Chapter: Invasive therapy
Article: 10 of 15
Update: Feb 07, 2021
Author(s): Barbera, Letterio Christian
Open surgery on the limbs is most commonly performed in venous and less frequently in arteriovenous and lymphatic malformations. The former are more common and are surgically easier to approach. In arteriovenous malformation (AVM), the greatly increased vascularization of the tissue results in a bloody and therefore unclear surgical field, which increases the rate of complications (bleeding, nerve injury, ischemia) and reduces the effectiveness of incomplete resection.
Arteriovenous malformations consist of innumerable, tiny arteriovenous fistulae that are not visible to the naked eye, so that preparation and targeted ligation are not possible. Surgical resection may still be useful if the arteriovenous malformation is localized on a finger or toe or if complete embolization is performed and resection will reduce residual swelling or symptoms.
In this case, the possibility of a combined therapy with prior embolization and subsequent resection of the occluded nidus should also be mentioned. Based on knowledge of vascular and hand surgery, it is possible to remove the malformation-bearing tissue in a bloodless state. The procedure is time-consuming, so that only one phalanx of a finger or toe should be approached per surgical session.
If the arteriovenous malformation is located more proximally, repeated embolization of the vascular nidi is the better procedure.
Although lymphatic malformations (LM) also occur in the extremities, they rarely cause mechanical complications requiring resection. The removal of skin areas with microcystic lymphatic malformations to prevent recurrent inflammation is associated with wound healing disorders and many recurrences and has therefore rarely proven to be effective.

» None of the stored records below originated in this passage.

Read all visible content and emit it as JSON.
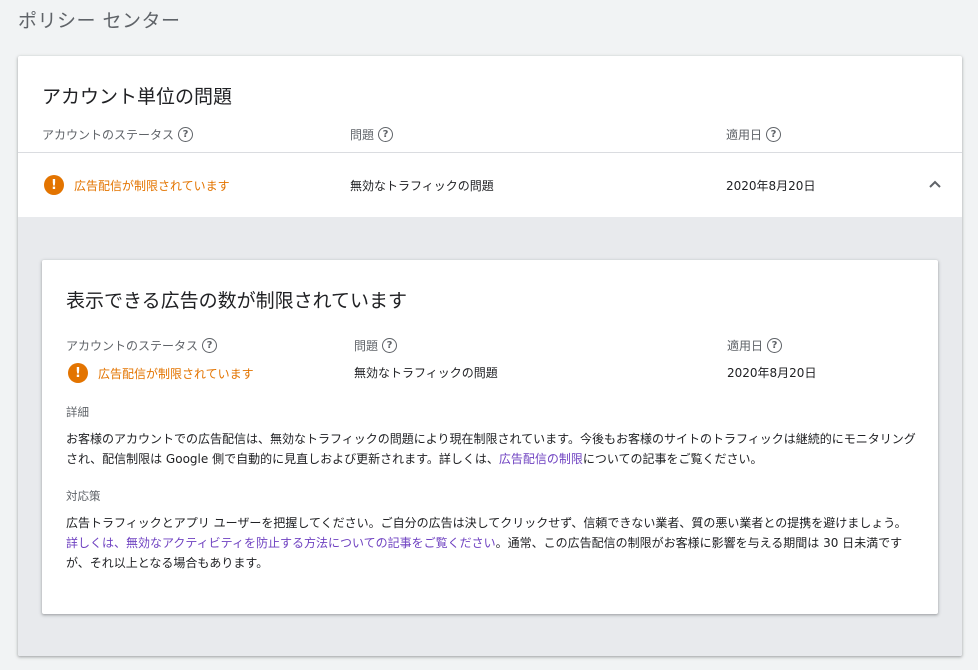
{
  "page": {
    "title": "ポリシー センター"
  },
  "card": {
    "title": "アカウント単位の問題",
    "columns": {
      "status": "アカウントのステータス",
      "issue": "問題",
      "applied_date": "適用日"
    },
    "help_glyph": "?",
    "row": {
      "status": "広告配信が制限されています",
      "issue": "無効なトラフィックの問題",
      "applied_date": "2020年8月20日",
      "expanded": true
    }
  },
  "detail": {
    "title": "表示できる広告の数が制限されています",
    "columns": {
      "status": "アカウントのステータス",
      "issue": "問題",
      "applied_date": "適用日"
    },
    "status": "広告配信が制限されています",
    "issue": "無効なトラフィックの問題",
    "applied_date": "2020年8月20日",
    "details_label": "詳細",
    "details_text_1": "お客様のアカウントでの広告配信は、無効なトラフィックの問題により現在制限されています。今後もお客様のサイトのトラフィックは継続的にモニタリングされ、配信制限は Google 側で自動的に見直しおよび更新されます。詳しくは、",
    "details_link": "広告配信の制限",
    "details_text_2": "についての記事をご覧ください。",
    "remedy_label": "対応策",
    "remedy_text_1": "広告トラフィックとアプリ ユーザーを把握してください。ご自分の広告は決してクリックせず、信頼できない業者、質の悪い業者との提携を避けましょう。",
    "remedy_link": "詳しくは、無効なアクティビティを防止する方法についての記事をご覧ください",
    "remedy_text_2": "。通常、この広告配信の制限がお客様に影響を与える期間は 30 日未満ですが、それ以上となる場合もあります。"
  },
  "icons": {
    "warning": "exclamation-circle",
    "help": "question-circle",
    "collapse": "chevron-up"
  },
  "colors": {
    "warning": "#e37400",
    "link": "#6f42c1",
    "secondary_text": "#5f6368"
  }
}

Venous malformations (VM) are more suitable for open surgery than arteriovenous malformations and lymphatic malformations. Although smaller venous malformations can be adequately treated by one treatment, a large number of patients require repeated procedures.
Surgical treatment is particularly important for symptomatic, voluminous vascular malformations, which often occur in the subcutis on the lateral side of the lower and upper leg. The surgery of venous malformations is fundamentally different from varicose vein surgery and places special demands on the surgeon. The venous stripping that is common in truncal secondary varicosis would cause severe bleeding and only insufficiently correct the malformation. The vulnerable vascular wall, irregular borders, varying caliber, extension across tissue layers, adhesions with the surrounding tissues due to recurrent thrombophlebitis and the abundance of blood in the adjacent soft tissues are special features of open surgery in congenital vascular malformations and require large accesses as well as meticulous and time-consuming preparation.
Special caution is required in the presence of a lymphatic malformation, especially lymphedema. After identification and preoperative marking of the clinically relevant parts on the body, visualization and circular dissection of the vessel convolutes are performed through long enough skin incisions.
Side branches and deep connections are directly ligated or treated with suture ligatures. The large-caliber malformations can thus be removed with little blood loss. The required careful preparation of an area of 5 x 5 cm can take up to an hour, which must be taken into account when planning the procedure.
Similar to sclerotherapy, it is therefore advisable to address a few highly painful sections instead of resecting the malformation throughout the entire length of the leg, for instance. A circumscribed and stepwise resection is particularly necessary in cases of simultaneous aplasia or dysplasia of the deep venous system, as the venous outflow of the limb might otherwise be endangered. The surgical manipulation of larger areas of venous malformation can also trigger disseminated intravascular coagulation (DIC) with subsequent bleeding that is difficult to stop. For this reason, it is advisable to measure blood levels of D-dimers in extensive venous malformations and, if necessary, to combine preoperative anticoagulation with intra- and postoperative coagulation substitution.
The benefit of resection of subfascially located venous malformations must be questioned in view of the increased risk of bleeding, insufficient resectability, muscle and nerve damage, and an inadequate benefit-risk ratio for transfascial extension. The immature vessels in the muscular compartment are very thin-walled and tend to rupture. An isolated, complete dissection is rarely possible, so that one is often forced to resect the entire muscle tissue containing the malformation.
However, surgery may represent a safe and effective therapeutic procedure if these precautions are observed (preoperative measurement of D-dimers + fibrinogen and, if necessary, anticoagulation, resection of only circumscribed areas, avoidance of subfascial VM). The procedure concludes with particularly meticulous hemostasis and layered and tension-free wound closure. Compression bandages, elevation of the extremity and cooling have a pain-relieving and decongestant effect. Depending on the size and location of the wounds, mobilization is performed early (if necessary on crutches) and is accompanied by analgesia as needed.
The duration of the inpatient stay depends on the degree of postoperative mobilization, which may vary depending on the findings and the patient. In most cases, the clinic can be left after 2-4 postoperative days, although follow-up care must be well organized. The patient, family and resident colleague providing aftercare need detailed information about the postoperative care, level of exercise allowed, and wound care. In typical malformation patients, the young age and the absence of relevant comorbidities mean that complications in the postoperative course are fortunately rare.
If the indication and handling are correct, surgical resection complements the other invasive treatment procedures in such a way that they can be used in combination in some cases. This applies to preoperative sclerotherapy for venous and lymphatic malformations and preoperative embolization for arteriovenous malformations.